  • 34.

    Joanne SegersChair, USS Joint Expert Panel

    Thrust into the sector limelight when appointed to chair the intently scrutinised USS Joint Expert Panel, Segers is impeccably qualified for this extremely difficult and demanding role. The conclusions she oversaw brought a measure of comfort to those who have been campaigning on questions of the previous valuation of USS, but it is the strength of her personal reputation that meant that both sides largely accepted her findings as they were published.

    Segers graduated from what is now Liverpool John Moores University, and started her pensions career at the Trades Union Congress. She also boasts stints at the Association of British Insurers and the National Association of Pension Funds. An admirable CV and the reason she was such a clever choice as the head of JEP – both sides feel like she is one of their own.

  • 35.
    1 (was 34)

    Alex ProudfootChief Executive, Independent Higher Education

    Proudfoot’s in the right place at the right time, given the new regulatory architecture is built to open the market up to new providers. But his small organisation faces an existential question of what binds together Independent HE’s disparate membership of profit and non-profit providers – and what really differentiates them from the established sector, if OfS registration puts providers on a level playing field. The challenge remains his members not seeing themselves as a cohesive sector.

    One option might be evolving into the HE-equivalent of New Schools Network – to attract new providers into sector, hold their hands through registration process and support OfS and DfE’s own policy and delivery teams. Or another option is IHE leading a broader rebranding and repositioning of the independent sector as a whole – enabling its members to scale up their marketing and promotion activities.

  • 36.
    6 (was 42)

    Sally HuntGeneral Secretary, University and College Union

    For someone at the head of a trade union who won a series of notable victories through solidarity in industrial action, it’s been a peculiarly difficult year for Hunt. At many times during the campaign over USS, particularly around the first (#nocapitulation) proposal, she appeared to be less popular among her members than UUK.

    It is, to be fair, difficult to strike a balance in a union comprised of members as ornery and individually outspoken as academics – actions that pleased moderates enraged the far left, and vice versa.

    And what on earth happened at the UCU congress? What should have been an inspirational and even celebratory event for organised labour winning victories and earning popular support descended into a – from an outsider’s perspective – complete farce of infighting and union procedural politics, losing the entirety of the HE day due to a walk out by UCU staff. Unlike many others in public service unions, Hunt is centrist by instinct and conciliatory in action – in normal years this is a strength in successfully negotiating with senior leaders on pay and conditions. But 2018 was not a normal year.

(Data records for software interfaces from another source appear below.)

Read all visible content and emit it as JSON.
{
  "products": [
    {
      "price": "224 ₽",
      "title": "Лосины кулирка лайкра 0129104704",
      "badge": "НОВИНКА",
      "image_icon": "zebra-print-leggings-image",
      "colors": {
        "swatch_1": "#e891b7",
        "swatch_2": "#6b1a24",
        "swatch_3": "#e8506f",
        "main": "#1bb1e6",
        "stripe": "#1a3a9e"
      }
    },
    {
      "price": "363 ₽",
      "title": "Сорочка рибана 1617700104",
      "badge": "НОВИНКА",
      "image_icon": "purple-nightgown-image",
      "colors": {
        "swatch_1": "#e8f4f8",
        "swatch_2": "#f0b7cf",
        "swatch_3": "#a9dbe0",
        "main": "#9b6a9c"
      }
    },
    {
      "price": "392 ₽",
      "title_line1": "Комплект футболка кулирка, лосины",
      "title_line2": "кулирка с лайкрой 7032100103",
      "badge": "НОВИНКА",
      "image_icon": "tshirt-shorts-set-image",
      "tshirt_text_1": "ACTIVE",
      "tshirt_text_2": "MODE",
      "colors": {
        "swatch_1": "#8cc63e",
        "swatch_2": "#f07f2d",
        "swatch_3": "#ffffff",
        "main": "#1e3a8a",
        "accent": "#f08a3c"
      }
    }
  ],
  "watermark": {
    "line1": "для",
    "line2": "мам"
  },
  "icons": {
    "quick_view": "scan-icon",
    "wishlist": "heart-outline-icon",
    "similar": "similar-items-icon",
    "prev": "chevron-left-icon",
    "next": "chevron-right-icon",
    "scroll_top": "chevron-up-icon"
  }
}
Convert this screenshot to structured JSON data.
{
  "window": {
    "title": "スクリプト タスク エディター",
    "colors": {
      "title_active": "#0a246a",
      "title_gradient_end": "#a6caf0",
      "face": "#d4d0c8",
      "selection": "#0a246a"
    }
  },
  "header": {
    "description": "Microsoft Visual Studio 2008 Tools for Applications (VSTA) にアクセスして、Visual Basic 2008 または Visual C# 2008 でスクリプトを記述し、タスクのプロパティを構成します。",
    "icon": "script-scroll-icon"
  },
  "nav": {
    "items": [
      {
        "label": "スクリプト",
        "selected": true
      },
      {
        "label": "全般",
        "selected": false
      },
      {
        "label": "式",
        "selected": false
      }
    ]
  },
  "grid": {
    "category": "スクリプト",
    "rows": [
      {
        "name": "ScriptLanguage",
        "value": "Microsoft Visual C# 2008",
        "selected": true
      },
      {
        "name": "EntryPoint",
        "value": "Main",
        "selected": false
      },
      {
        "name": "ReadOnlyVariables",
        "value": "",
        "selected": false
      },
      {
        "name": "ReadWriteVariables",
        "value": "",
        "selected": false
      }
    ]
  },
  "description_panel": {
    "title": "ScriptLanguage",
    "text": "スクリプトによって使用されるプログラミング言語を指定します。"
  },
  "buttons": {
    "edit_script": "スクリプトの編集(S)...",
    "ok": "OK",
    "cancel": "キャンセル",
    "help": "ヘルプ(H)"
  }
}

  • 37.

    Kehinde AndrewsAssociate Professor in Sociology, Birmingham City University